Try it:
Output the entries below unchanged, except for the pictures.

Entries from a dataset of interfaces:
□ □ □ □

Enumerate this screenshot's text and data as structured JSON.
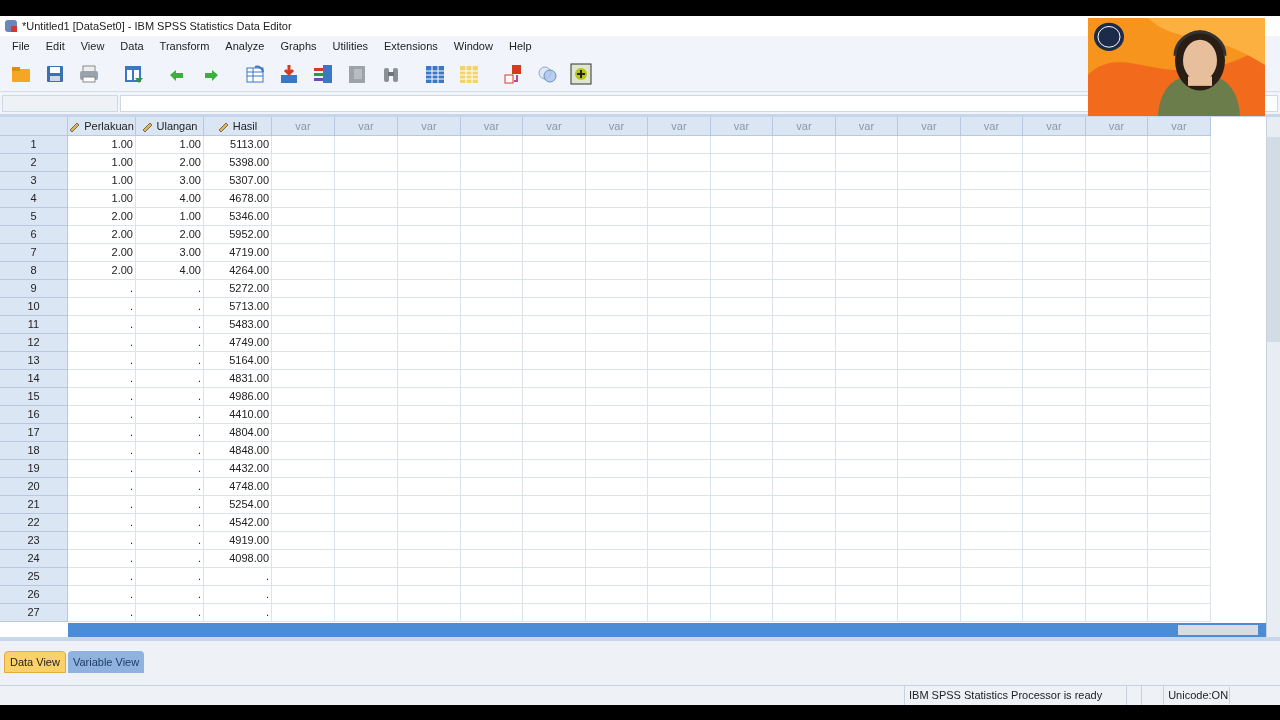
{
  "window": {
    "title": "*Untitled1 [DataSet0] - IBM SPSS Statistics Data Editor"
  },
  "menu": [
    "File",
    "Edit",
    "View",
    "Data",
    "Transform",
    "Analyze",
    "Graphs",
    "Utilities",
    "Extensions",
    "Window",
    "Help"
  ],
  "grid": {
    "columns": [
      {
        "name": "Perlakuan",
        "kind": "variable"
      },
      {
        "name": "Ulangan",
        "kind": "variable"
      },
      {
        "name": "Hasil",
        "kind": "variable"
      },
      {
        "name": "var",
        "kind": "empty"
      },
      {
        "name": "var",
        "kind": "empty"
      },
      {
        "name": "var",
        "kind": "empty"
      },
      {
        "name": "var",
        "kind": "empty"
      },
      {
        "name": "var",
        "kind": "empty"
      },
      {
        "name": "var",
        "kind": "empty"
      },
      {
        "name": "var",
        "kind": "empty"
      },
      {
        "name": "var",
        "kind": "empty"
      },
      {
        "name": "var",
        "kind": "empty"
      },
      {
        "name": "var",
        "kind": "empty"
      },
      {
        "name": "var",
        "kind": "empty"
      },
      {
        "name": "var",
        "kind": "empty"
      },
      {
        "name": "var",
        "kind": "empty"
      },
      {
        "name": "var",
        "kind": "empty"
      },
      {
        "name": "var",
        "kind": "empty"
      }
    ],
    "rows": [
      {
        "number": "1",
        "cells": [
          "1.00",
          "1.00",
          "5113.00"
        ]
      },
      {
        "number": "2",
        "cells": [
          "1.00",
          "2.00",
          "5398.00"
        ]
      },
      {
        "number": "3",
        "cells": [
          "1.00",
          "3.00",
          "5307.00"
        ]
      },
      {
        "number": "4",
        "cells": [
          "1.00",
          "4.00",
          "4678.00"
        ]
      },
      {
        "number": "5",
        "cells": [
          "2.00",
          "1.00",
          "5346.00"
        ]
      },
      {
        "number": "6",
        "cells": [
          "2.00",
          "2.00",
          "5952.00"
        ]
      },
      {
        "number": "7",
        "cells": [
          "2.00",
          "3.00",
          "4719.00"
        ]
      },
      {
        "number": "8",
        "cells": [
          "2.00",
          "4.00",
          "4264.00"
        ]
      },
      {
        "number": "9",
        "cells": [
          ".",
          ".",
          "5272.00"
        ]
      },
      {
        "number": "10",
        "cells": [
          ".",
          ".",
          "5713.00"
        ]
      },
      {
        "number": "11",
        "cells": [
          ".",
          ".",
          "5483.00"
        ]
      },
      {
        "number": "12",
        "cells": [
          ".",
          ".",
          "4749.00"
        ]
      },
      {
        "number": "13",
        "cells": [
          ".",
          ".",
          "5164.00"
        ]
      },
      {
        "number": "14",
        "cells": [
          ".",
          ".",
          "4831.00"
        ]
      },
      {
        "number": "15",
        "cells": [
          ".",
          ".",
          "4986.00"
        ]
      },
      {
        "number": "16",
        "cells": [
          ".",
          ".",
          "4410.00"
        ]
      },
      {
        "number": "17",
        "cells": [
          ".",
          ".",
          "4804.00"
        ]
      },
      {
        "number": "18",
        "cells": [
          ".",
          ".",
          "4848.00"
        ]
      },
      {
        "number": "19",
        "cells": [
          ".",
          ".",
          "4432.00"
        ]
      },
      {
        "number": "20",
        "cells": [
          ".",
          ".",
          "4748.00"
        ]
      },
      {
        "number": "21",
        "cells": [
          ".",
          ".",
          "5254.00"
        ]
      },
      {
        "number": "22",
        "cells": [
          ".",
          ".",
          "4542.00"
        ]
      },
      {
        "number": "23",
        "cells": [
          ".",
          ".",
          "4919.00"
        ]
      },
      {
        "number": "24",
        "cells": [
          ".",
          ".",
          "4098.00"
        ]
      },
      {
        "number": "25",
        "cells": [
          ".",
          ".",
          "."
        ]
      },
      {
        "number": "26",
        "cells": [
          ".",
          ".",
          "."
        ]
      },
      {
        "number": "27",
        "cells": [
          ".",
          ".",
          "."
        ]
      }
    ]
  },
  "tabs": [
    {
      "label": "Data View",
      "selected": true
    },
    {
      "label": "Variable View",
      "selected": false
    }
  ],
  "status_bar": [
    "IBM SPSS Statistics Processor is ready",
    "Unicode:ON"
  ],
  "webcam": {
    "kind": "picture"
  }
}
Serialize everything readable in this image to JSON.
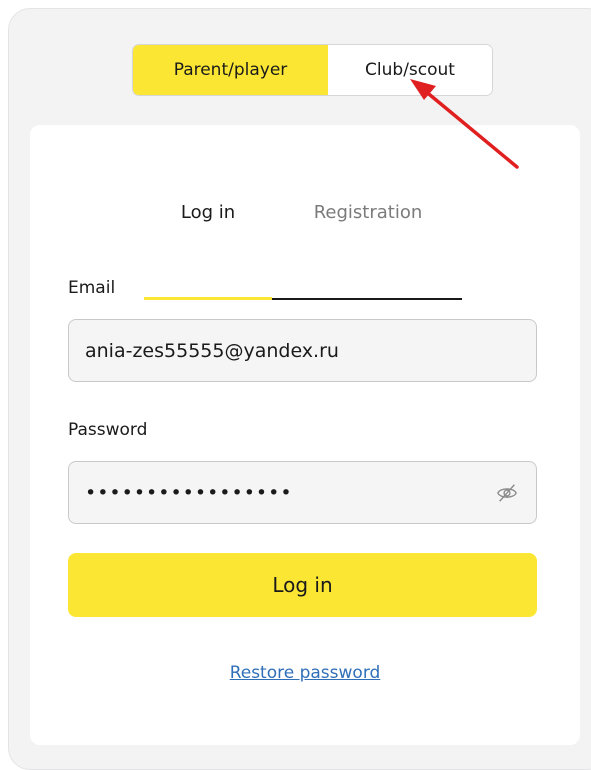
{
  "role_toggle": {
    "active_label": "Parent/player",
    "inactive_label": "Club/scout"
  },
  "tabs": {
    "login": "Log in",
    "registration": "Registration"
  },
  "form": {
    "email_label": "Email",
    "email_value": "ania-zes55555@yandex.ru",
    "password_label": "Password",
    "password_mask": "•••••••••••••••••"
  },
  "actions": {
    "login_button": "Log in",
    "restore_link": "Restore password"
  },
  "colors": {
    "accent_yellow": "#fbe733",
    "link_blue": "#2f6fb8",
    "annotation_red": "#e02020"
  },
  "icons": {
    "password_toggle": "eye-slash-icon",
    "annotation": "red-arrow"
  }
}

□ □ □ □

Completed task:
Enumerate this screenshot's text and data as structured JSON.
{
  "window": {
    "title": "*Untitled1 [DataSet0] - IBM SPSS Statistics Data Editor"
  },
  "menu": [
    "File",
    "Edit",
    "View",
    "Data",
    "Transform",
    "Analyze",
    "Graphs",
    "Utilities",
    "Extensions",
    "Window",
    "Help"
  ],
  "grid": {
    "columns": [
      {
        "name": "Perlakuan",
        "kind": "variable"
      },
      {
        "name": "Ulangan",
        "kind": "variable"
      },
      {
        "name": "Hasil",
        "kind": "variable"
      },
      {
        "name": "var",
        "kind": "empty"
      },
      {
        "name": "var",
        "kind": "empty"
      },
      {
        "name": "var",
        "kind": "empty"
      },
      {
        "name": "var",
        "kind": "empty"
      },
      {
        "name": "var",
        "kind": "empty"
      },
      {
        "name": "var",
        "kind": "empty"
      },
      {
        "name": "var",
        "kind": "empty"
      },
      {
        "name": "var",
        "kind": "empty"
      },
      {
        "name": "var",
        "kind": "empty"
      },
      {
        "name": "var",
        "kind": "empty"
      },
      {
        "name": "var",
        "kind": "empty"
      },
      {
        "name": "var",
        "kind": "empty"
      },
      {
        "name": "var",
        "kind": "empty"
      },
      {
        "name": "var",
        "kind": "empty"
      },
      {
        "name": "var",
        "kind": "empty"
      }
    ],
    "rows": [
      {
        "number": "1",
        "cells": [
          "1.00",
          "1.00",
          "5113.00"
        ]
      },
      {
        "number": "2",
        "cells": [
          "1.00",
          "2.00",
          "5398.00"
        ]
      },
      {
        "number": "3",
        "cells": [
          "1.00",
          "3.00",
          "5307.00"
        ]
      },
      {
        "number": "4",
        "cells": [
          "1.00",
          "4.00",
          "4678.00"
        ]
      },
      {
        "number": "5",
        "cells": [
          "2.00",
          "1.00",
          "5346.00"
        ]
      },
      {
        "number": "6",
        "cells": [
          "2.00",
          "2.00",
          "5952.00"
        ]
      },
      {
        "number": "7",
        "cells": [
          "2.00",
          "3.00",
          "4719.00"
        ]
      },
      {
        "number": "8",
        "cells": [
          "2.00",
          "4.00",
          "4264.00"
        ]
      },
      {
        "number": "9",
        "cells": [
          ".",
          ".",
          "5272.00"
        ]
      },
      {
        "number": "10",
        "cells": [
          ".",
          ".",
          "5713.00"
        ]
      },
      {
        "number": "11",
        "cells": [
          ".",
          ".",
          "5483.00"
        ]
      },
      {
        "number": "12",
        "cells": [
          ".",
          ".",
          "4749.00"
        ]
      },
      {
        "number": "13",
        "cells": [
          ".",
          ".",
          "5164.00"
        ]
      },
      {
        "number": "14",
        "cells": [
          ".",
          ".",
          "4831.00"
        ]
      },
      {
        "number": "15",
        "cells": [
          ".",
          ".",
          "4986.00"
        ]
      },
      {
        "number": "16",
        "cells": [
          ".",
          ".",
          "4410.00"
        ]
      },
      {
        "number": "17",
        "cells": [
          ".",
          ".",
          "4804.00"
        ]
      },
      {
        "number": "18",
        "cells": [
          ".",
          ".",
          "4848.00"
        ]
      },
      {
        "number": "19",
        "cells": [
          ".",
          ".",
          "4432.00"
        ]
      },
      {
        "number": "20",
        "cells": [
          ".",
          ".",
          "4748.00"
        ]
      },
      {
        "number": "21",
        "cells": [
          ".",
          ".",
          "5254.00"
        ]
      },
      {
        "number": "22",
        "cells": [
          ".",
          ".",
          "4542.00"
        ]
      },
      {
        "number": "23",
        "cells": [
          ".",
          ".",
          "4919.00"
        ]
      },
      {
        "number": "24",
        "cells": [
          ".",
          ".",
          "4098.00"
        ]
      },
      {
        "number": "25",
        "cells": [
          ".",
          ".",
          "."
        ]
      },
      {
        "number": "26",
        "cells": [
          ".",
          ".",
          "."
        ]
      },
      {
        "number": "27",
        "cells": [
          ".",
          ".",
          "."
        ]
      }
    ]
  },
  "tabs": [
    {
      "label": "Data View",
      "selected": true
    },
    {
      "label": "Variable View",
      "selected": false
    }
  ],
  "status_bar": [
    "IBM SPSS Statistics Processor is ready",
    "Unicode:ON"
  ],
  "webcam": {
    "kind": "picture"
  }
}
Serialize everything readable in this image to JSON.
{
  "role_toggle": {
    "active_label": "Parent/player",
    "inactive_label": "Club/scout"
  },
  "tabs": {
    "login": "Log in",
    "registration": "Registration"
  },
  "form": {
    "email_label": "Email",
    "email_value": "ania-zes55555@yandex.ru",
    "password_label": "Password",
    "password_mask": "•••••••••••••••••"
  },
  "actions": {
    "login_button": "Log in",
    "restore_link": "Restore password"
  },
  "colors": {
    "accent_yellow": "#fbe733",
    "link_blue": "#2f6fb8",
    "annotation_red": "#e02020"
  },
  "icons": {
    "password_toggle": "eye-slash-icon",
    "annotation": "red-arrow"
  }
}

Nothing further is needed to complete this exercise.